▶ _Your goal_: Look through the data below and count each line where the word "this" appears. Reply with the count alone.

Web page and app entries

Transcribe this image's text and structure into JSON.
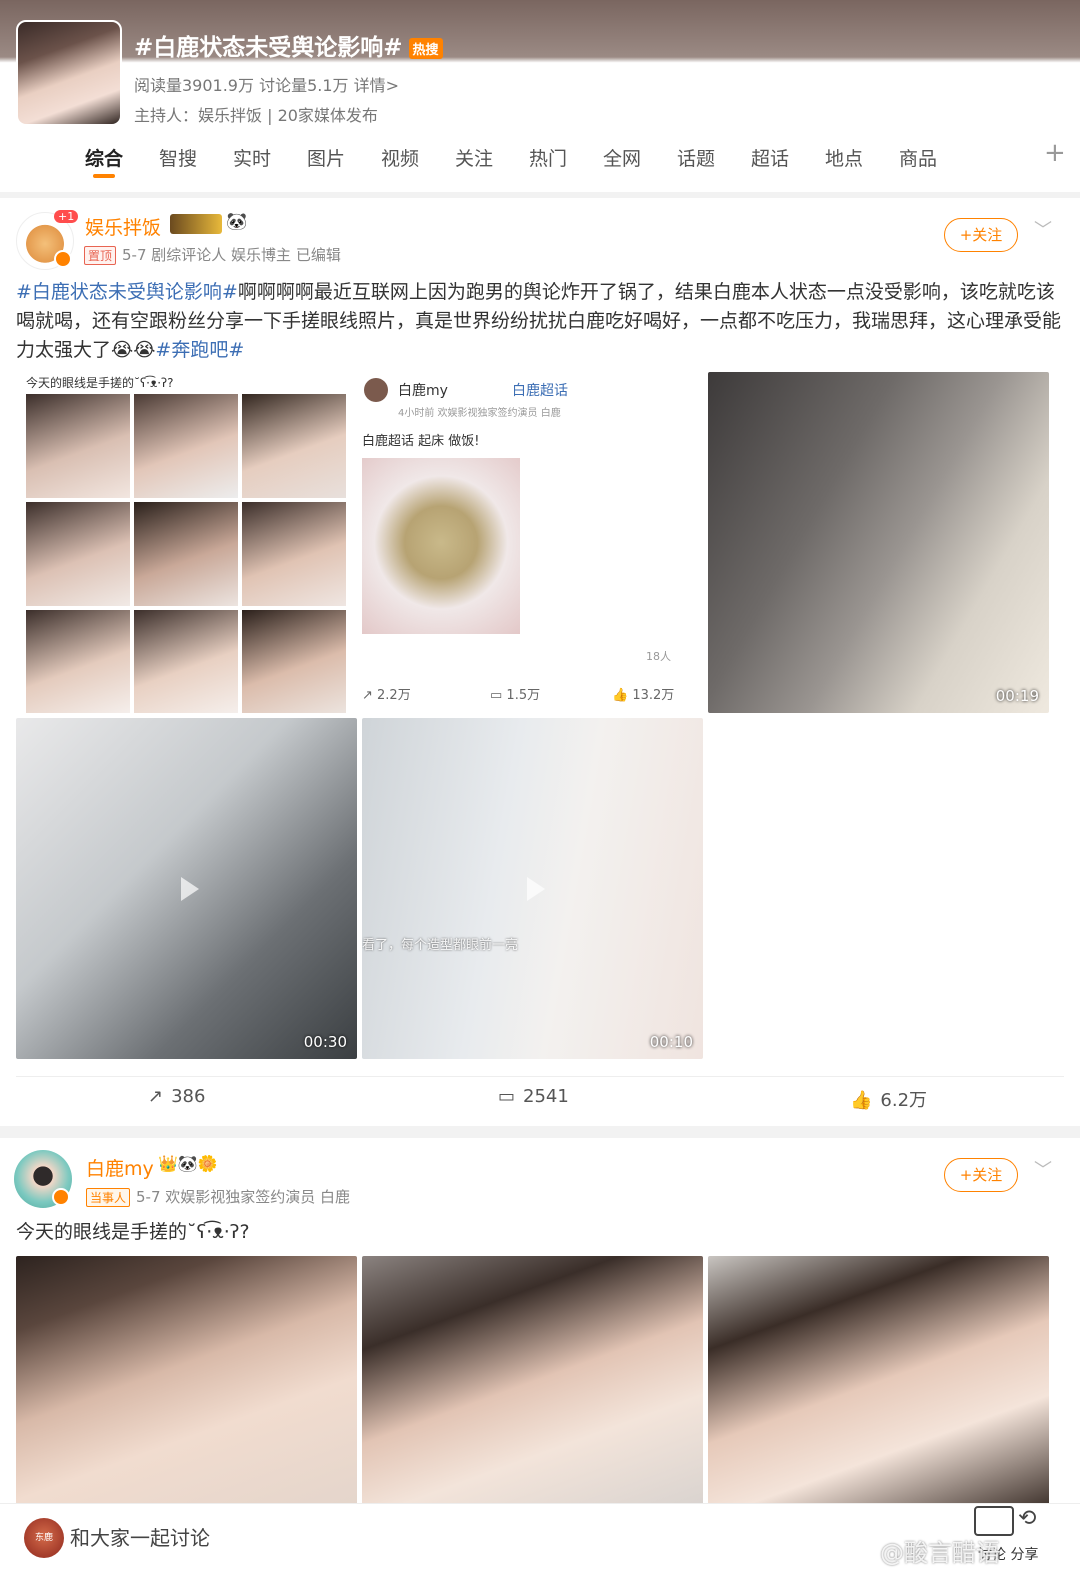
{
  "topic": {
    "title": "#白鹿状态未受舆论影响#",
    "hot_badge": "热搜",
    "stats": "阅读量3901.9万  讨论量5.1万  详情>",
    "host": "主持人：娱乐拌饭 | 20家媒体发布"
  },
  "tabs": [
    "综合",
    "智搜",
    "实时",
    "图片",
    "视频",
    "关注",
    "热门",
    "全网",
    "话题",
    "超话",
    "地点",
    "商品"
  ],
  "tab_plus": "+",
  "post1": {
    "user": "娱乐拌饭",
    "badge_notif": "+1",
    "pin_tag": "置顶",
    "meta": "5-7  剧综评论人 娱乐博主  已编辑",
    "follow": "+关注",
    "chevron": "﹀",
    "text_hash1": "#白鹿状态未受舆论影响#",
    "text_body": "啊啊啊啊最近互联网上因为跑男的舆论炸开了锅了，结果白鹿本人状态一点没受影响，该吃就吃该喝就喝，还有空跟粉丝分享一下手搓眼线照片，真是世界纷纷扰扰白鹿吃好喝好，一点都不吃压力，我瑞思拜，这心理承受能力太强大了😭😭",
    "text_hash2": "#奔跑吧#",
    "collage_caption": "今天的眼线是手搓的˘ʕ·͡ᴥ·ʔ?",
    "embedded": {
      "user": "白鹿my",
      "super_topic": "白鹿超话",
      "meta": "4小时前  欢娱影视独家签约演员 白鹿",
      "text": "白鹿超话  起床 做饭!",
      "likes_count": "18人",
      "repost": "2.2万",
      "comment": "1.5万",
      "like": "13.2万"
    },
    "video1_duration": "00:19",
    "video2_duration": "00:30",
    "video3_duration": "00:10",
    "video3_caption": "看了，每个造型都眼前一亮",
    "repost": "386",
    "comment": "2541",
    "like": "6.2万"
  },
  "post2": {
    "user": "白鹿my",
    "tag": "当事人",
    "meta": "5-7  欢娱影视独家签约演员 白鹿",
    "follow": "+关注",
    "chevron": "﹀",
    "text": "今天的眼线是手搓的˘ʕ·͡ᴥ·ʔ?"
  },
  "bottom": {
    "avatar_text": "东鹿",
    "placeholder": "和大家一起讨论",
    "share_label": "讨论 分享"
  },
  "watermark": "@酸言醋语"
}
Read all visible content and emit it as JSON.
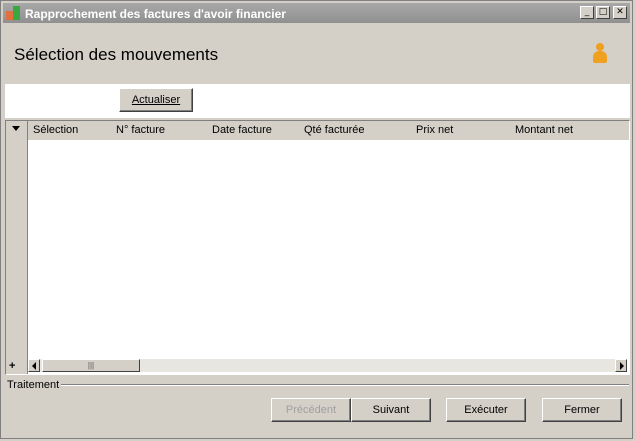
{
  "window": {
    "title": "Rapprochement des factures d'avoir financier",
    "controls": {
      "minimize": "_",
      "maximize": "□",
      "close": "✕"
    }
  },
  "header": {
    "title": "Sélection des mouvements",
    "icon": "person-icon",
    "accent_color": "#f0a020"
  },
  "toolbar": {
    "refresh_label": "Actualiser"
  },
  "grid": {
    "columns": [
      "Sélection",
      "N° facture",
      "Date facture",
      "Qté facturée",
      "Prix net",
      "Montant net"
    ],
    "rows": [],
    "add_symbol": "+",
    "scroll_thumb_grip": "|||"
  },
  "footer": {
    "group_label": "Traitement",
    "buttons": {
      "previous": "Précédent",
      "next": "Suivant",
      "execute": "Exécuter",
      "close": "Fermer"
    }
  }
}
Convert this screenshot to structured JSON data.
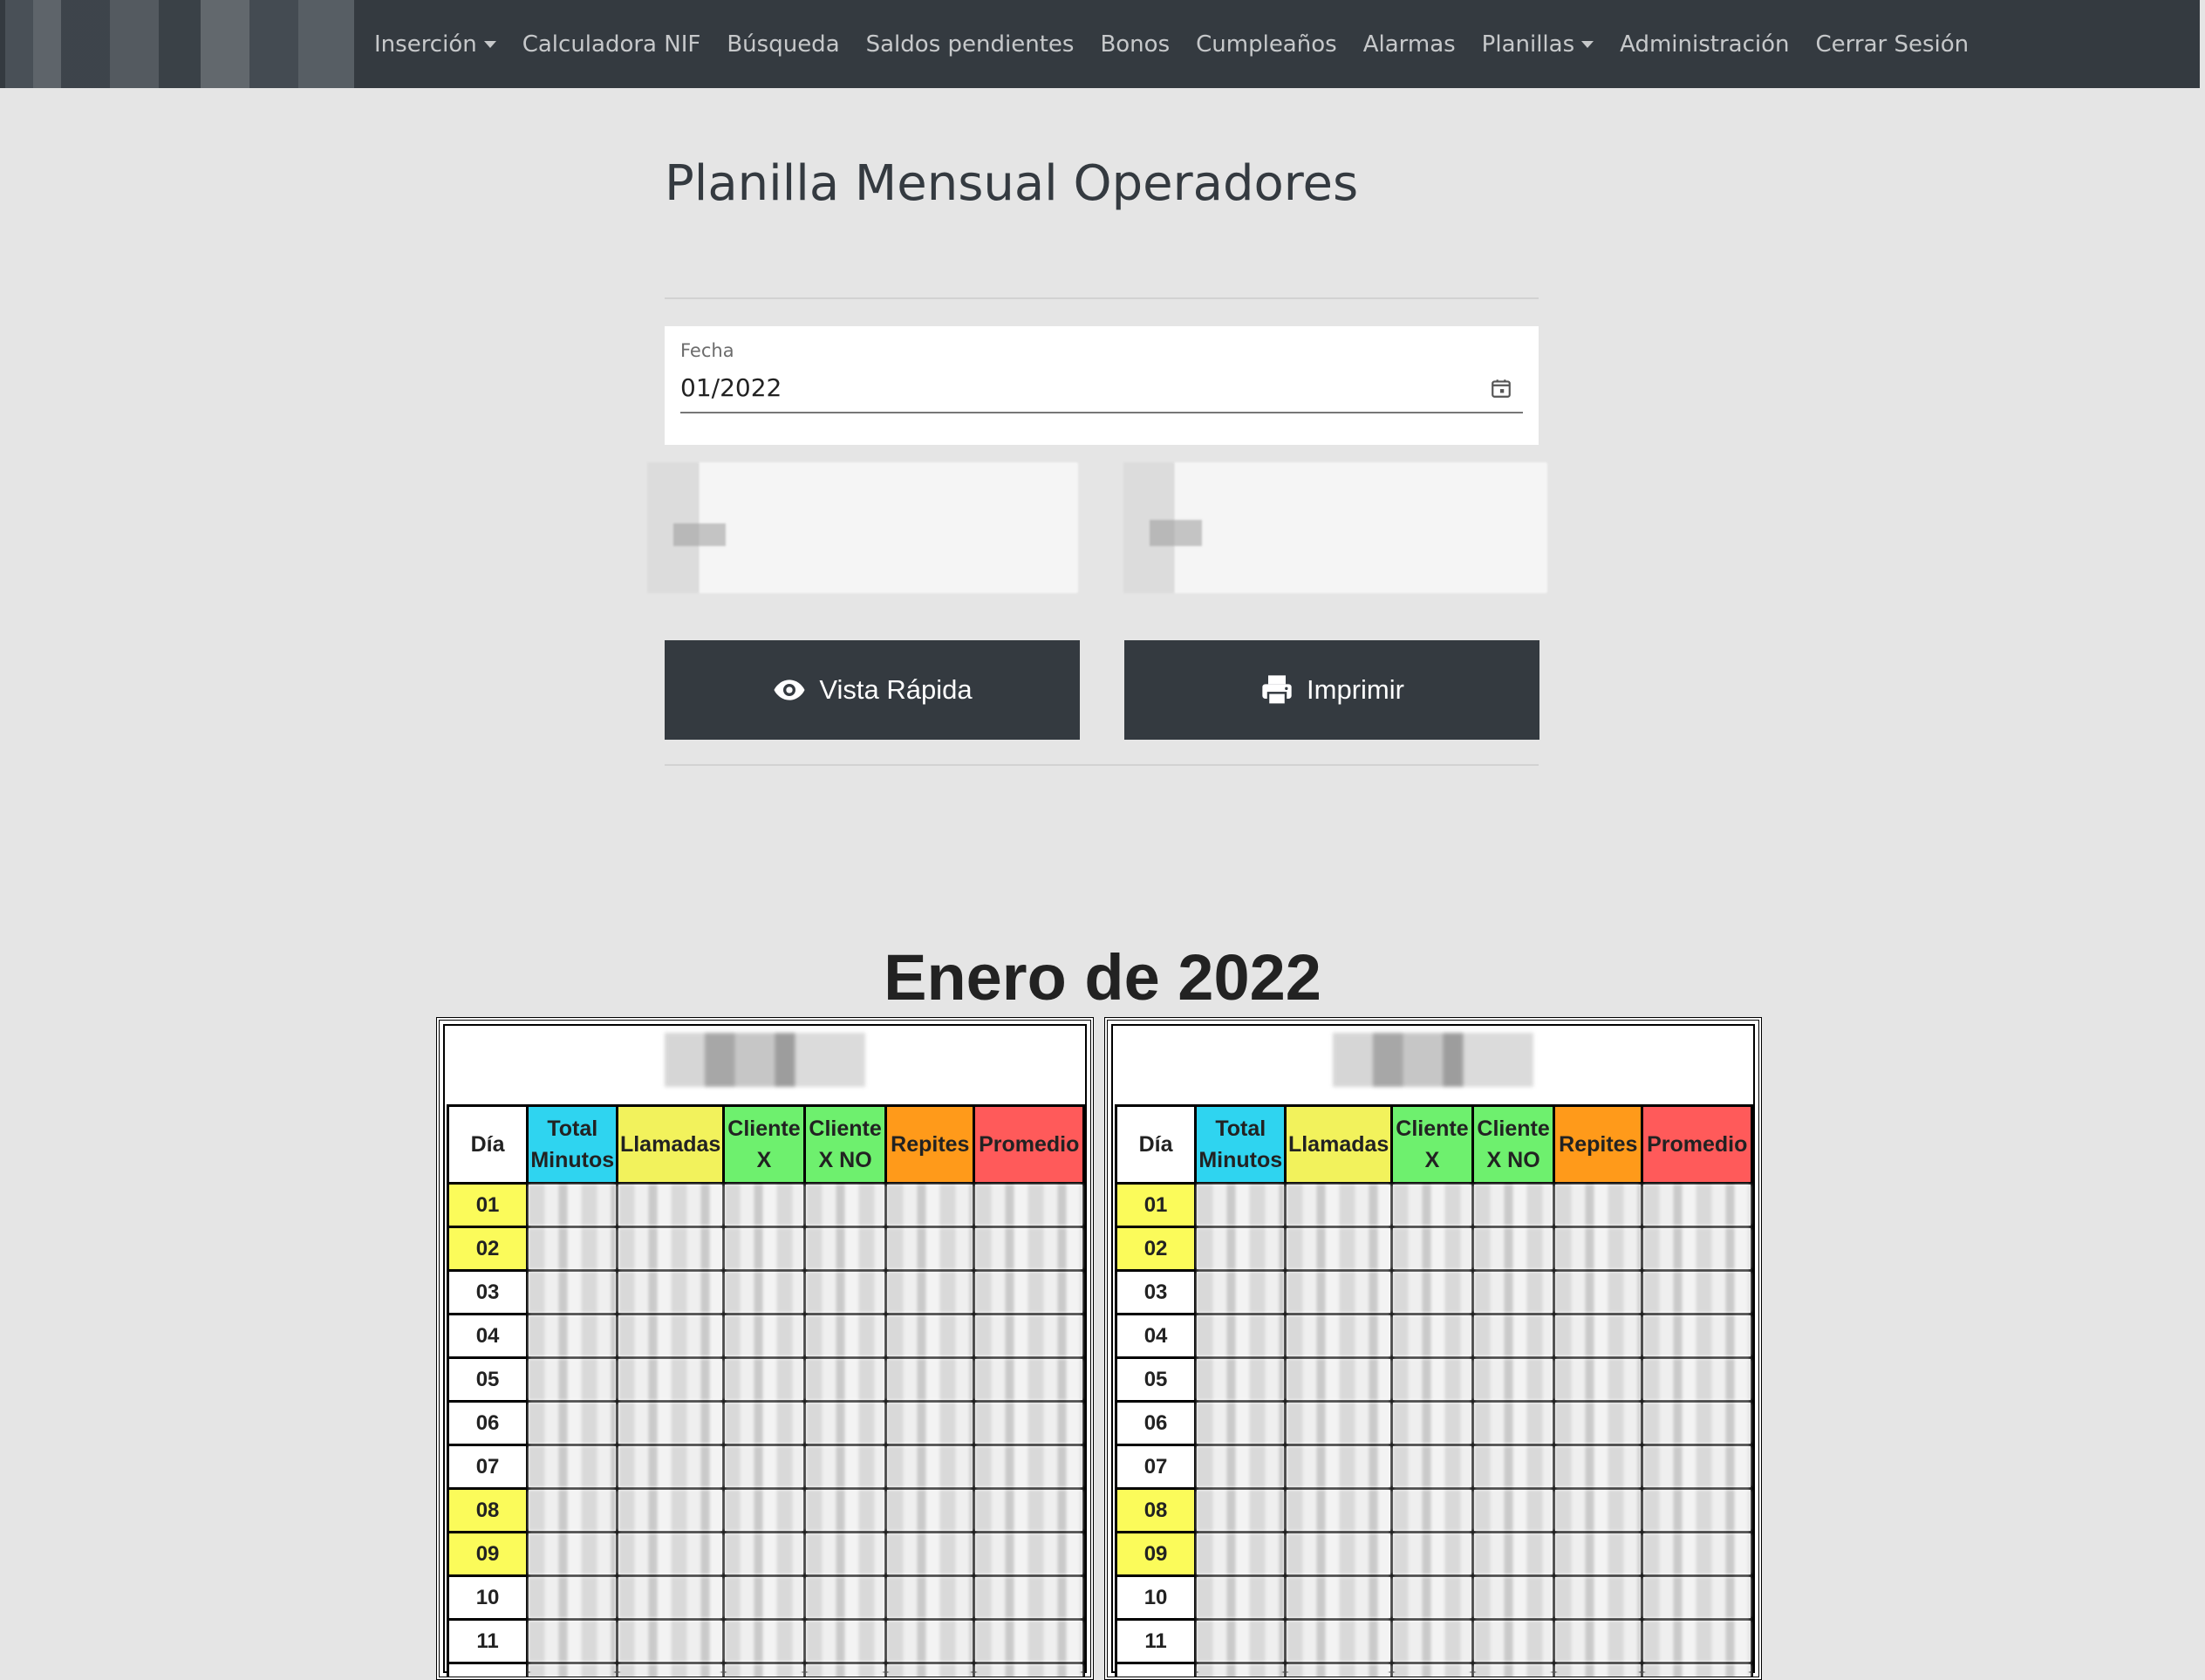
{
  "nav": {
    "items": [
      {
        "label": "Inserción",
        "dropdown": true
      },
      {
        "label": "Calculadora NIF",
        "dropdown": false
      },
      {
        "label": "Búsqueda",
        "dropdown": false
      },
      {
        "label": "Saldos pendientes",
        "dropdown": false
      },
      {
        "label": "Bonos",
        "dropdown": false
      },
      {
        "label": "Cumpleaños",
        "dropdown": false
      },
      {
        "label": "Alarmas",
        "dropdown": false
      },
      {
        "label": "Planillas",
        "dropdown": true
      },
      {
        "label": "Administración",
        "dropdown": false
      },
      {
        "label": "Cerrar Sesión",
        "dropdown": false
      }
    ]
  },
  "page": {
    "title": "Planilla Mensual Operadores"
  },
  "date_field": {
    "label": "Fecha",
    "value": "01/2022",
    "icon": "calendar-icon"
  },
  "buttons": {
    "quick_view": {
      "label": "Vista Rápida",
      "icon": "eye-icon"
    },
    "print": {
      "label": "Imprimir",
      "icon": "printer-icon"
    }
  },
  "report": {
    "title": "Enero de 2022",
    "columns": [
      {
        "label": "Día",
        "color": "#ffffff"
      },
      {
        "label": "Total Minutos",
        "color": "#2fd4f0"
      },
      {
        "label": "Llamadas",
        "color": "#f2f25c"
      },
      {
        "label": "Cliente X",
        "color": "#6ef06e"
      },
      {
        "label": "Cliente X NO",
        "color": "#6ef06e"
      },
      {
        "label": "Repites",
        "color": "#ff9a1a"
      },
      {
        "label": "Promedio",
        "color": "#ff5a5a"
      }
    ],
    "days": [
      {
        "day": "01",
        "highlight": true
      },
      {
        "day": "02",
        "highlight": true
      },
      {
        "day": "03",
        "highlight": false
      },
      {
        "day": "04",
        "highlight": false
      },
      {
        "day": "05",
        "highlight": false
      },
      {
        "day": "06",
        "highlight": false
      },
      {
        "day": "07",
        "highlight": false
      },
      {
        "day": "08",
        "highlight": true
      },
      {
        "day": "09",
        "highlight": true
      },
      {
        "day": "10",
        "highlight": false
      },
      {
        "day": "11",
        "highlight": false
      },
      {
        "day": "",
        "highlight": false
      }
    ],
    "day_highlight_color": "#fbfb5a",
    "operator_count": 2
  }
}
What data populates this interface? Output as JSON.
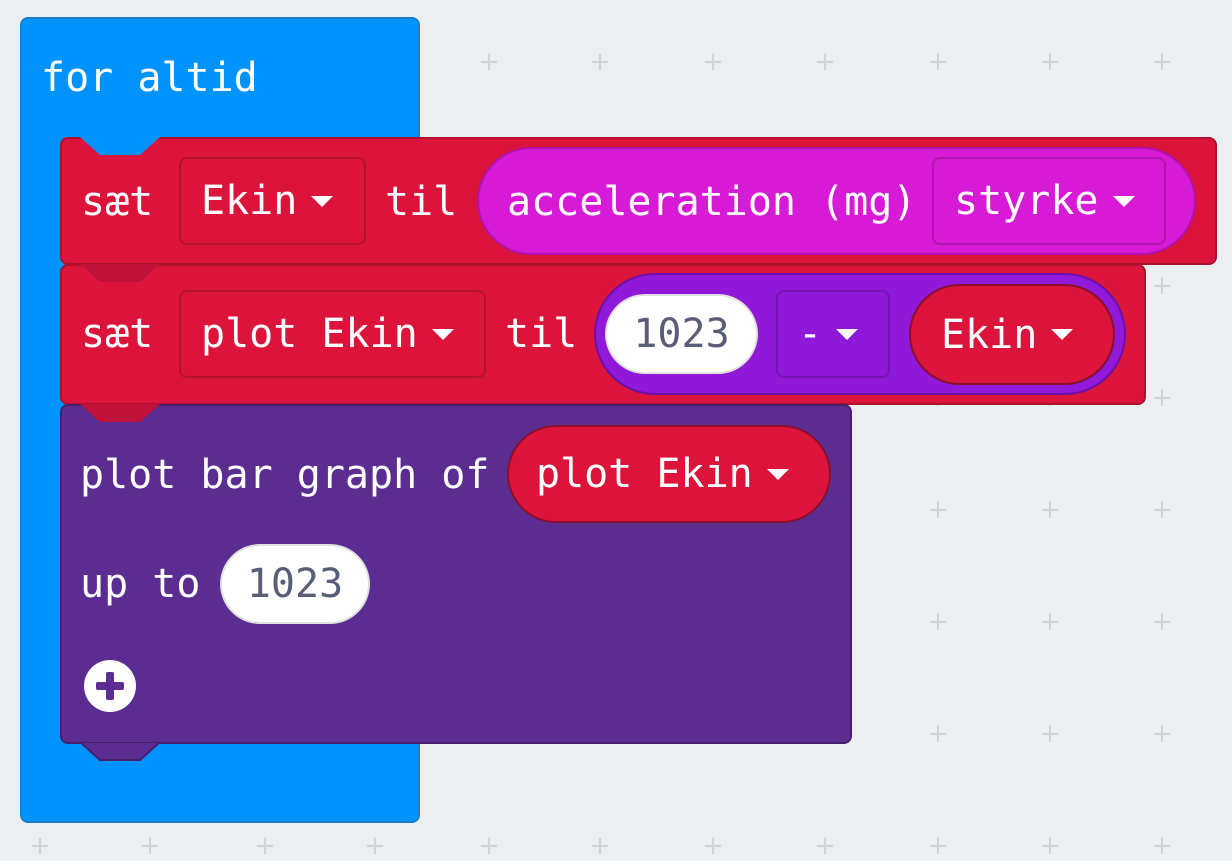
{
  "forever_block": {
    "label": "for altid"
  },
  "set_block_1": {
    "set_word": "sæt",
    "variable": "Ekin",
    "to_word": "til",
    "sensor_label": "acceleration (mg)",
    "sensor_dimension": "styrke"
  },
  "set_block_2": {
    "set_word": "sæt",
    "variable": "plot Ekin",
    "to_word": "til",
    "left_operand": "1023",
    "operator": "-",
    "right_operand_variable": "Ekin"
  },
  "plot_block": {
    "label": "plot bar graph of",
    "variable": "plot Ekin",
    "up_to_label": "up to",
    "up_to_value": "1023",
    "expand_icon": "plus-circle-icon"
  },
  "colors": {
    "loops": "#0093fb",
    "variables": "#dc143c",
    "input": "#d71ad5",
    "math": "#9018d8",
    "led": "#5c2d91",
    "workspace": "#eceff1"
  }
}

▶ _Reply_: 3